Action item:
Copy out each line of the material below with no changes.
--*--
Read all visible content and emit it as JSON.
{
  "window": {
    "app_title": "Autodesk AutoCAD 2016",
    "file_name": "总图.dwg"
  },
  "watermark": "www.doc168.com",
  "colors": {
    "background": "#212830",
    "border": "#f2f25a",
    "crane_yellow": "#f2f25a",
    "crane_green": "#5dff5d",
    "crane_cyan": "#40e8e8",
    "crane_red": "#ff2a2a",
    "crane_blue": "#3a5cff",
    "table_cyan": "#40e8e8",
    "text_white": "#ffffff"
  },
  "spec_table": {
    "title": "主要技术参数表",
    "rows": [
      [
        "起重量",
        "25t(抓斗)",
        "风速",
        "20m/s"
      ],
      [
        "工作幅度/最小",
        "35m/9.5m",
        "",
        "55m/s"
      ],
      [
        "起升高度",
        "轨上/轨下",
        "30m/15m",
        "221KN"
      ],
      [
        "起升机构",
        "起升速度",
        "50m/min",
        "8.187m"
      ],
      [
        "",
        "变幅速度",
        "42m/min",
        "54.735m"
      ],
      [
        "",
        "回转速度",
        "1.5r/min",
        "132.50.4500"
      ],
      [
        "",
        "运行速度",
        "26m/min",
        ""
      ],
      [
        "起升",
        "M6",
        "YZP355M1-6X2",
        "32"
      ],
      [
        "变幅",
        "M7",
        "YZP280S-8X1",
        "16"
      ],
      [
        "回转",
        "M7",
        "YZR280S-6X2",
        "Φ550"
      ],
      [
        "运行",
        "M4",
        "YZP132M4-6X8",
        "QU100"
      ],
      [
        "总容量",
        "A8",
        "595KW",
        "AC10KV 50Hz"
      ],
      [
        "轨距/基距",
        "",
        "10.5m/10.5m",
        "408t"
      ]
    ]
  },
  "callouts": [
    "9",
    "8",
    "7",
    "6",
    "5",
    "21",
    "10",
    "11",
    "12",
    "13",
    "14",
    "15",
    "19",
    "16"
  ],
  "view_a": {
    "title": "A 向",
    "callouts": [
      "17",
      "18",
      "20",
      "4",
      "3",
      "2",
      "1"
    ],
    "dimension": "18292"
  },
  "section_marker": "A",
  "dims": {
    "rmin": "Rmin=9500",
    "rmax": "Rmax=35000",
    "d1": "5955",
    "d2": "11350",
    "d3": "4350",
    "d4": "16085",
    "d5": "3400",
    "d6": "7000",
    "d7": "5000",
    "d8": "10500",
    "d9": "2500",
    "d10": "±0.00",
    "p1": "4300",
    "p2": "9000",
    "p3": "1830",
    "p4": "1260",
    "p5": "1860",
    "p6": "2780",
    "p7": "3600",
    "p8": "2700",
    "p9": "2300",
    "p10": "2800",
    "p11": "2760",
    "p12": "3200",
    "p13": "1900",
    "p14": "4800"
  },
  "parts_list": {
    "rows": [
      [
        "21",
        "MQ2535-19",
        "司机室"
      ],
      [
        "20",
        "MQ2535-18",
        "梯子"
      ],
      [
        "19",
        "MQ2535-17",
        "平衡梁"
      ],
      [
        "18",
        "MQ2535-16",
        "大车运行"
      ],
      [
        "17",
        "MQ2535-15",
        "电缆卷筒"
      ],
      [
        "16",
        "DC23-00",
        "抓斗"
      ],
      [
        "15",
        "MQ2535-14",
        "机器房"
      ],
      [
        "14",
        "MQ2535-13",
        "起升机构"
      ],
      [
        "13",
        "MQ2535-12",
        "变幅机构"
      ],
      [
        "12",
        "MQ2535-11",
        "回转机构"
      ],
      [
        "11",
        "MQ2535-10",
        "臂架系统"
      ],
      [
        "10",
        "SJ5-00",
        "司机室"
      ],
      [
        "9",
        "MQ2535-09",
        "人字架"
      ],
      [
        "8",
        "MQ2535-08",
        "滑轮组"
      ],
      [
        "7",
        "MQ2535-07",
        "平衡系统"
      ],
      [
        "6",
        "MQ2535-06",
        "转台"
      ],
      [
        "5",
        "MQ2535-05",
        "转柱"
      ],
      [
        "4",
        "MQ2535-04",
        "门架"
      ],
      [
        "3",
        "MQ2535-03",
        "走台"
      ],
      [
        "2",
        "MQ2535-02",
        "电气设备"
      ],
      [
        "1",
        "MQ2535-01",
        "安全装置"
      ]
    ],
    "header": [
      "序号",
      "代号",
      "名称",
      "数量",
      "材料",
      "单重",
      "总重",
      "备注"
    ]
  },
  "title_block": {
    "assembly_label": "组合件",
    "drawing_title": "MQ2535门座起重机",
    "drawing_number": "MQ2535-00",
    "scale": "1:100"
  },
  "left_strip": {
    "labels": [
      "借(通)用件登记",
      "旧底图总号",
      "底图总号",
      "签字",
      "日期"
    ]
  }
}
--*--
Solution to the problem:
Read all visible content and emit it as JSON.
{
  "window": {
    "app_title": "Autodesk AutoCAD 2016",
    "file_name": "总图.dwg"
  },
  "watermark": "www.doc168.com",
  "colors": {
    "background": "#212830",
    "border": "#f2f25a",
    "crane_yellow": "#f2f25a",
    "crane_green": "#5dff5d",
    "crane_cyan": "#40e8e8",
    "crane_red": "#ff2a2a",
    "crane_blue": "#3a5cff",
    "table_cyan": "#40e8e8",
    "text_white": "#ffffff"
  },
  "spec_table": {
    "title": "主要技术参数表",
    "rows": [
      [
        "起重量",
        "25t(抓斗)",
        "风速",
        "20m/s"
      ],
      [
        "工作幅度/最小",
        "35m/9.5m",
        "",
        "55m/s"
      ],
      [
        "起升高度",
        "轨上/轨下",
        "30m/15m",
        "221KN"
      ],
      [
        "起升机构",
        "起升速度",
        "50m/min",
        "8.187m"
      ],
      [
        "",
        "变幅速度",
        "42m/min",
        "54.735m"
      ],
      [
        "",
        "回转速度",
        "1.5r/min",
        "132.50.4500"
      ],
      [
        "",
        "运行速度",
        "26m/min",
        ""
      ],
      [
        "起升",
        "M6",
        "YZP355M1-6X2",
        "32"
      ],
      [
        "变幅",
        "M7",
        "YZP280S-8X1",
        "16"
      ],
      [
        "回转",
        "M7",
        "YZR280S-6X2",
        "Φ550"
      ],
      [
        "运行",
        "M4",
        "YZP132M4-6X8",
        "QU100"
      ],
      [
        "总容量",
        "A8",
        "595KW",
        "AC10KV 50Hz"
      ],
      [
        "轨距/基距",
        "",
        "10.5m/10.5m",
        "408t"
      ]
    ]
  },
  "callouts": [
    "9",
    "8",
    "7",
    "6",
    "5",
    "21",
    "10",
    "11",
    "12",
    "13",
    "14",
    "15",
    "19",
    "16"
  ],
  "view_a": {
    "title": "A 向",
    "callouts": [
      "17",
      "18",
      "20",
      "4",
      "3",
      "2",
      "1"
    ],
    "dimension": "18292"
  },
  "section_marker": "A",
  "dims": {
    "rmin": "Rmin=9500",
    "rmax": "Rmax=35000",
    "d1": "5955",
    "d2": "11350",
    "d3": "4350",
    "d4": "16085",
    "d5": "3400",
    "d6": "7000",
    "d7": "5000",
    "d8": "10500",
    "d9": "2500",
    "d10": "±0.00",
    "p1": "4300",
    "p2": "9000",
    "p3": "1830",
    "p4": "1260",
    "p5": "1860",
    "p6": "2780",
    "p7": "3600",
    "p8": "2700",
    "p9": "2300",
    "p10": "2800",
    "p11": "2760",
    "p12": "3200",
    "p13": "1900",
    "p14": "4800"
  },
  "parts_list": {
    "rows": [
      [
        "21",
        "MQ2535-19",
        "司机室"
      ],
      [
        "20",
        "MQ2535-18",
        "梯子"
      ],
      [
        "19",
        "MQ2535-17",
        "平衡梁"
      ],
      [
        "18",
        "MQ2535-16",
        "大车运行"
      ],
      [
        "17",
        "MQ2535-15",
        "电缆卷筒"
      ],
      [
        "16",
        "DC23-00",
        "抓斗"
      ],
      [
        "15",
        "MQ2535-14",
        "机器房"
      ],
      [
        "14",
        "MQ2535-13",
        "起升机构"
      ],
      [
        "13",
        "MQ2535-12",
        "变幅机构"
      ],
      [
        "12",
        "MQ2535-11",
        "回转机构"
      ],
      [
        "11",
        "MQ2535-10",
        "臂架系统"
      ],
      [
        "10",
        "SJ5-00",
        "司机室"
      ],
      [
        "9",
        "MQ2535-09",
        "人字架"
      ],
      [
        "8",
        "MQ2535-08",
        "滑轮组"
      ],
      [
        "7",
        "MQ2535-07",
        "平衡系统"
      ],
      [
        "6",
        "MQ2535-06",
        "转台"
      ],
      [
        "5",
        "MQ2535-05",
        "转柱"
      ],
      [
        "4",
        "MQ2535-04",
        "门架"
      ],
      [
        "3",
        "MQ2535-03",
        "走台"
      ],
      [
        "2",
        "MQ2535-02",
        "电气设备"
      ],
      [
        "1",
        "MQ2535-01",
        "安全装置"
      ]
    ],
    "header": [
      "序号",
      "代号",
      "名称",
      "数量",
      "材料",
      "单重",
      "总重",
      "备注"
    ]
  },
  "title_block": {
    "assembly_label": "组合件",
    "drawing_title": "MQ2535门座起重机",
    "drawing_number": "MQ2535-00",
    "scale": "1:100"
  },
  "left_strip": {
    "labels": [
      "借(通)用件登记",
      "旧底图总号",
      "底图总号",
      "签字",
      "日期"
    ]
  }
}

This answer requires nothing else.